- Description of the task -
Could you set down every entry exactly as it stands, without the images?

- Records for this task -
--*--
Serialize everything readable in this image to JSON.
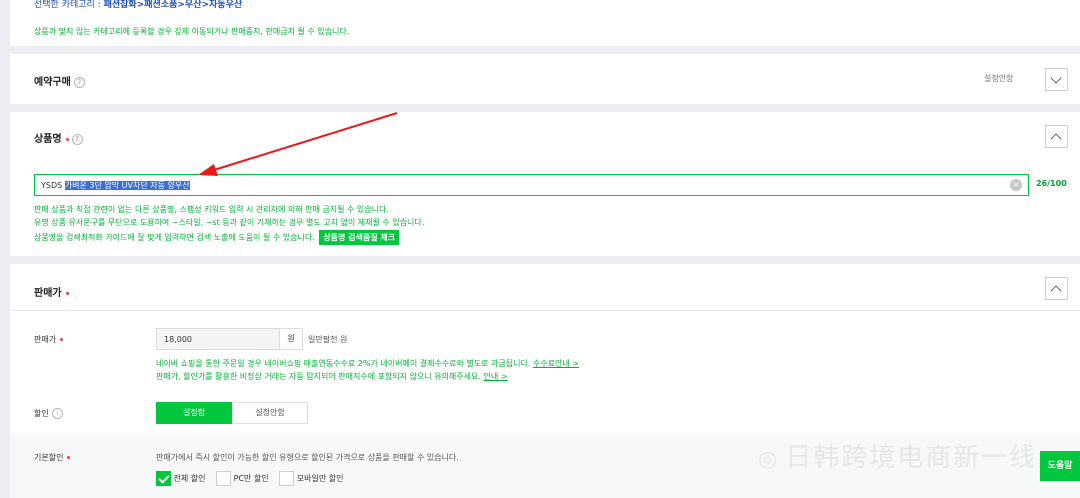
{
  "category": {
    "label": "선택한 카테고리 :",
    "path": "패션잡화>패션소품>우산>자동우산",
    "notice": "상품과 맞지 않는 카테고리에 등록할 경우 강제 이동되거나 판매중지, 판매금지 될 수 있습니다."
  },
  "reservation": {
    "title": "예약구매",
    "status": "설정안함"
  },
  "product_name": {
    "title": "상품명",
    "prefix": "YSDS",
    "highlighted": "가벼운 3단 암막 UV차단 자동 양우산",
    "counter": "26/100",
    "help1": "판매 상품과 직접 관련이 없는 다른 상품명, 스팸성 키워드 입력 시 관리자에 의해 판매 금지될 수 있습니다.",
    "help2": "유명 상품 유사문구를 무단으로 도용하여 ~스타일, ~st 등과 같이 기재하는 경우 별도 고지 없이 제재될 수 있습니다.",
    "help3": "상품명을 검색최적화 가이드에 잘 맞게 입력하면 검색 노출에 도움이 될 수 있습니다.",
    "check_button": "상품명 검색품질 체크"
  },
  "price": {
    "title": "판매가",
    "row_label": "판매가",
    "value": "18,000",
    "unit": "원",
    "reading": "일만팔천 원",
    "note1": "네이버 쇼핑을 통한 주문일 경우 네이버쇼핑 매출연동수수료 2%가 네이버페이 결제수수료와 별도로 과금됩니다.",
    "note1_link": "수수료안내 >",
    "note2": "판매가, 할인가를 활용한 비정상 거래는 자동 탐지되어 판매지수에 포함되지 않으니 유의해주세요.",
    "note2_link": "안내 >",
    "discount_label": "할인",
    "discount_on": "설정함",
    "discount_off": "설정안함",
    "base_discount_label": "기본할인",
    "base_discount_note": "판매가에서 즉시 할인이 가능한 할인 유형으로 할인된 가격으로 상품을 판매할 수 있습니다.",
    "options": [
      "전체 할인",
      "PC만 할인",
      "모바일만 할인"
    ]
  },
  "watermark": "日韩跨境电商新一线",
  "help_button": "도움말",
  "colors": {
    "accent": "#00c73c",
    "link": "#1a4db8",
    "required": "#f03d3d"
  }
}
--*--
- Response to the exercise -
Serialize everything readable in this image to JSON.
{
  "category": {
    "label": "선택한 카테고리 :",
    "path": "패션잡화>패션소품>우산>자동우산",
    "notice": "상품과 맞지 않는 카테고리에 등록할 경우 강제 이동되거나 판매중지, 판매금지 될 수 있습니다."
  },
  "reservation": {
    "title": "예약구매",
    "status": "설정안함"
  },
  "product_name": {
    "title": "상품명",
    "prefix": "YSDS",
    "highlighted": "가벼운 3단 암막 UV차단 자동 양우산",
    "counter": "26/100",
    "help1": "판매 상품과 직접 관련이 없는 다른 상품명, 스팸성 키워드 입력 시 관리자에 의해 판매 금지될 수 있습니다.",
    "help2": "유명 상품 유사문구를 무단으로 도용하여 ~스타일, ~st 등과 같이 기재하는 경우 별도 고지 없이 제재될 수 있습니다.",
    "help3": "상품명을 검색최적화 가이드에 잘 맞게 입력하면 검색 노출에 도움이 될 수 있습니다.",
    "check_button": "상품명 검색품질 체크"
  },
  "price": {
    "title": "판매가",
    "row_label": "판매가",
    "value": "18,000",
    "unit": "원",
    "reading": "일만팔천 원",
    "note1": "네이버 쇼핑을 통한 주문일 경우 네이버쇼핑 매출연동수수료 2%가 네이버페이 결제수수료와 별도로 과금됩니다.",
    "note1_link": "수수료안내 >",
    "note2": "판매가, 할인가를 활용한 비정상 거래는 자동 탐지되어 판매지수에 포함되지 않으니 유의해주세요.",
    "note2_link": "안내 >",
    "discount_label": "할인",
    "discount_on": "설정함",
    "discount_off": "설정안함",
    "base_discount_label": "기본할인",
    "base_discount_note": "판매가에서 즉시 할인이 가능한 할인 유형으로 할인된 가격으로 상품을 판매할 수 있습니다.",
    "options": [
      "전체 할인",
      "PC만 할인",
      "모바일만 할인"
    ]
  },
  "watermark": "日韩跨境电商新一线",
  "help_button": "도움말",
  "colors": {
    "accent": "#00c73c",
    "link": "#1a4db8",
    "required": "#f03d3d"
  }
}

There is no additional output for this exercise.